In 1971 he was invited to serve as Music Director at the Jewish Community Center in Minneapolis. As well, he enrolled at the University of Minnesota, with a major in conducting and composition, and a minor in Middle Eastern studies, earning his M.A. and Ph.D. degrees. He was appointed Assistant Conductor of the U of M Symphony and Chamber Orchestras, and was Music Director of the First Unitarian Society and the Kenwood Chamber Orchestra.
In 1978 he moved with his wife, Lizbeth, to Galesburg, Illinois, where he was appointed Assistant Professor of Music at Knox College and Music Director of the Knox-Galesburg Symphony. In 1984 they moved to Billings, Montana, where Barnea conducted the Billings Symphony (1984-2004) and the Montana Ballet Company based in Bozeman (1993-2004.) Their two children, Avital and Jonathan, were born in Billings. Among Barnea’s accolades are the first composition prize from the 1976 Aspen Music Festival for his String Quartet, an honorary citation from the Montana Human Rights Network (1995), an honorary doctorate from Rocky Mountain College (1999), and the Montana Governor’s Arts Award in music (2003.)
Along with his musical career, Barnea has also been active in the synagogues in Galesburg and Billings. Over the years, his interest in Judaism continued to grow, and in 2004 he left his musical career and enrolled in the Rabbinical School at Hebrew Union College in Cincinnati, Ohio. He was ordained in a record time of three years, during which he also served as Teaching Assistant in Midrash and Post-Talmudic Halakhic Codes, and served as intern and student rabbi in Nashville, TN, Winnipeg, MB, and LaSalle, IL.
Rabbi Barnea is fluent in Hebrew, and his rabbinic thesis is a translation and annotation of an autobiography by the Jewish Theological Seminary Hebraist, Zevi Scharfstein. Barnea has a brother, nieces, a nephew, and other relatives in Israel, and a sister who lives with her husband in Indiana.

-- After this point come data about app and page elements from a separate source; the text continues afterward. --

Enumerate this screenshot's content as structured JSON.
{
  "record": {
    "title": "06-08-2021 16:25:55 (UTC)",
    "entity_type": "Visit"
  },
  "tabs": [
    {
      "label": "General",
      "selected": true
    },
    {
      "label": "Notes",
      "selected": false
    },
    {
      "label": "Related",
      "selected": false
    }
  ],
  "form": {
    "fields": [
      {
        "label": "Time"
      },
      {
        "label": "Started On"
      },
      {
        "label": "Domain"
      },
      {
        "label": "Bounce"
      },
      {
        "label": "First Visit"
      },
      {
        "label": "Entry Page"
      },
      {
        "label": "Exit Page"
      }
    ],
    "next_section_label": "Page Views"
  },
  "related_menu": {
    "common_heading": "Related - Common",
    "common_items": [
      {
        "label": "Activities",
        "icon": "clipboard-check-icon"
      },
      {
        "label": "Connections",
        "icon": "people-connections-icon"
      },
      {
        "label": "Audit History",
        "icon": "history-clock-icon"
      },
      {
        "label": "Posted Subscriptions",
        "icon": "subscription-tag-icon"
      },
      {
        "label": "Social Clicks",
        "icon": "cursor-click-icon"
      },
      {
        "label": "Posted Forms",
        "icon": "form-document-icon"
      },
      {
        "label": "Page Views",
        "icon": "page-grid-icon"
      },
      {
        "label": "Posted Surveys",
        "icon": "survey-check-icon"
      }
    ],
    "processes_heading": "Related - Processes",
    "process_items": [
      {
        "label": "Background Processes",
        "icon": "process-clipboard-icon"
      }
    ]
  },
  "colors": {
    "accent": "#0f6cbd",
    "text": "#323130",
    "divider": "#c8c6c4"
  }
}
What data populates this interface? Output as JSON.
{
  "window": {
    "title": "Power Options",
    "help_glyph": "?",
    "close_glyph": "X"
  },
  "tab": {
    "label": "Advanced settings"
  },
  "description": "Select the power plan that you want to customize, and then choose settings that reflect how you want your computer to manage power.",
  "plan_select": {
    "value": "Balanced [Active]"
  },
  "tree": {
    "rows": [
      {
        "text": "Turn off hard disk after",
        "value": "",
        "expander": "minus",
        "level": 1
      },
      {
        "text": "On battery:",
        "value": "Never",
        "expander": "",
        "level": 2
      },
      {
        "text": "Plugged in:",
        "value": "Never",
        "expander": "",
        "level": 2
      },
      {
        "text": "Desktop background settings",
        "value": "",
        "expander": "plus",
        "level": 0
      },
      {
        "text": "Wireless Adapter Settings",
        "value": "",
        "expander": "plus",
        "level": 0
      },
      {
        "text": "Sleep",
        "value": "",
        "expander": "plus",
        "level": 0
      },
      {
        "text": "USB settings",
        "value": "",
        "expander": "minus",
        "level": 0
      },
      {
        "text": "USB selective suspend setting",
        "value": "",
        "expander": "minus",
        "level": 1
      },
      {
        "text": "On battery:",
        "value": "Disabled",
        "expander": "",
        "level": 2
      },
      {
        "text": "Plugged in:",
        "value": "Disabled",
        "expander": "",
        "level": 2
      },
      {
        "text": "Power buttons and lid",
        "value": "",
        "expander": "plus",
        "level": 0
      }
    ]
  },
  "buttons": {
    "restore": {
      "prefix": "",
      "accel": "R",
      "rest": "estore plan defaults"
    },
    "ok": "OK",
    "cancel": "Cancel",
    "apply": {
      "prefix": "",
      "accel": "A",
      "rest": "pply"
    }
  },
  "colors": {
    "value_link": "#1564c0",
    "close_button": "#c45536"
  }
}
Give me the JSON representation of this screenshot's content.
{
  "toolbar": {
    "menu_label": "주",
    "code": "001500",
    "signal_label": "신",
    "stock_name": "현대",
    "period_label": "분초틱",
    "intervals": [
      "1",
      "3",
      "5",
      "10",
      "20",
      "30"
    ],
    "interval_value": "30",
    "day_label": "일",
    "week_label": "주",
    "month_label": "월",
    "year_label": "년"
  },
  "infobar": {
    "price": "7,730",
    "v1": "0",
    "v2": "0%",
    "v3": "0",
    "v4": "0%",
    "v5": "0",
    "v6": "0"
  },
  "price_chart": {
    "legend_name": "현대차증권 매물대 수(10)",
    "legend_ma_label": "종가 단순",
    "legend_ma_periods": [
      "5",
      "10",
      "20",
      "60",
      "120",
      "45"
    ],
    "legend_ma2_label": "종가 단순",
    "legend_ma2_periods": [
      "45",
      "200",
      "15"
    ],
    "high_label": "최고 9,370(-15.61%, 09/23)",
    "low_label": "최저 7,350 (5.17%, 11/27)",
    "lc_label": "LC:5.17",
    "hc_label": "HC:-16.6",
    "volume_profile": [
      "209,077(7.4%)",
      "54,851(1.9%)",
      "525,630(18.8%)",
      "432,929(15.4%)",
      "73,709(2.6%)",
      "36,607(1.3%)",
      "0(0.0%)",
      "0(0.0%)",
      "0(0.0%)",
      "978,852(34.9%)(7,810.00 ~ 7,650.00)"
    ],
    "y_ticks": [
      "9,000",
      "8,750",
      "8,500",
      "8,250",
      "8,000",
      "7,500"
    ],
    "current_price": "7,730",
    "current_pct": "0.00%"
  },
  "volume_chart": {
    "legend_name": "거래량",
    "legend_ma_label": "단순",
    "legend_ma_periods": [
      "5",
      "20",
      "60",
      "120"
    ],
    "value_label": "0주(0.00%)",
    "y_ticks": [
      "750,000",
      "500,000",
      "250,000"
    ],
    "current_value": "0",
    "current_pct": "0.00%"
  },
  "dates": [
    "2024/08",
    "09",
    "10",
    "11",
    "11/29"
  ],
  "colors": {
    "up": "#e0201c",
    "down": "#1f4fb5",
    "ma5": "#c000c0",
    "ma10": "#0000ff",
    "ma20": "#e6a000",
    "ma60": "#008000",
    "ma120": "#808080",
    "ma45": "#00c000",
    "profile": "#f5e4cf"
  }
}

On July 1, 2007, Rabbi Uri Barnea assumed his position as full-time rabbi with Congregation B’nai Israel in Hattiesburg, Mississippi. Since his arrival in Hattiesburg, Rabbi Barnea has lectured on Jewish Music throughout the South and has also been teaching Introduction to Judaism, and The Biblical Prophets at OLLI, a continuing education division at the University of Southern Mississippi.